North Carolina Gov. Roy Cooper announced Friday that he will let the state budget bill coming to his desk become law without his signature, clearing the way for Medicaid coverage for 600,000 low-income adults, with some receiving government health insurance within weeks.
The Democratic governor unveiled his decision on the two-year spending plan minutes after the Republican-controlled General Assembly gave final legislative approval to the measure.
A Medicaid expansion law signed by Cooper in March said the state budget for this fiscal year still had to be enacted before the coverage could be implemented.
Negotiations on this draft budget, which was due to take effect on July 1, continued throughout the summer.
The latest two-year plan accelerates individual tax rate cuts, expands private school scholarships to all K-12 children and contained other elements that weaken the governor's office while strengthening the GOP-dominated Legislature and its power in state courts.
Cooper could have signed the budget, vetoed it or let it become law after waiting 10 days. Cooper said Friday he would do the latter.
Republicans hold narrow veto majorities, and five House Democrats joined GOP lawmakers in voting for the budget measure.
Expanding Medicaid has been one of Cooper's top priorities since taking office in early 2017. For years, state Republicans have staunchly opposed the Medicaid offering through the federal health care law of 2010, but his leaders GOP changed course last year.
“Make no mistake, overall this is a bad budget that severely cuts our schools, prioritizes power grabs, keeps shady backroom deals secret and blatantly violates the constitution, and many of its provisions will face legal action,” Cooper said in a press release.
“However, we must recognize this irresponsible legislature's decade of refusal to expand Medicaid, which has caused life-and-death situations for so many North Carolinians and threatened the very existence of many rural hospitals,” he added. “I will not allow the people crying out for help to wait any longer, so I am directing our Department of Health and Human Services to begin the process today to expand Medicaid while allowing this budget to become law without my signature.”
Cooper's health secretary suggested last month that Medicaid coverage could take place as soon as December if the Legislature completes the last step on Medicaid.
Adults who earn too much to qualify for traditional Medicaid but too little to get even heavily subsidized private insurance would benefit from the expansion. About half of that total could be taken up immediately, Secretary Kody Kinsley said.
The House and Senate voted Thursday and Friday on the plan that determines how $29.8 billion is spent this fiscal year and $30.9 billion next year.
Senate Leader Phil Berger told reporters after Cooper's announcement that he would prefer the governor sign the budget “to move things along a little bit faster,” rather than wait until early October to pass the budget.

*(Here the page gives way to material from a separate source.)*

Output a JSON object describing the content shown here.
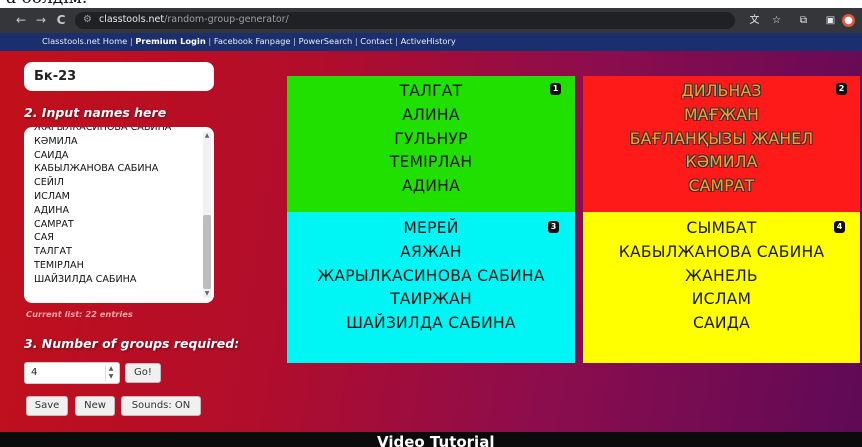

“But I think that's an indication that this is a stable budget,” Berger said. “There are some things in the budget I'm not so crazy about … but on balance, it's in many ways the most important budget we've seen in North Carolina.”
The future of North Carolina's soon-to-be expansion was uncertain earlier this week as GOP legislative leaders proposed moving the trigger to begin the expansion away from the budget and into a standalone measure that would dramatically expand gambling in the state.
But Cooper and both legislative Democrats and conservatives balked at the idea, threatening the bill's success. Berger and House Speaker Tim Moore abandoned that effort earlier this week.
North Carolina was among 11 states that had not accepted the expansion from the federal government before Cooper signed the expansion bill. Cooper and his administration had complained that implementation delays meant the state was missing out on more than $500 million a month in additional federal funding.
The state government will also receive an additional two-year, $1.8 billion federal payment to expand Medicaid.
The state's 10% share of costs for Medicaid expansion recipients will be paid through hospital assessments.
Associated Press/Report for America writer Hannah Schoenbaum contributed to this report.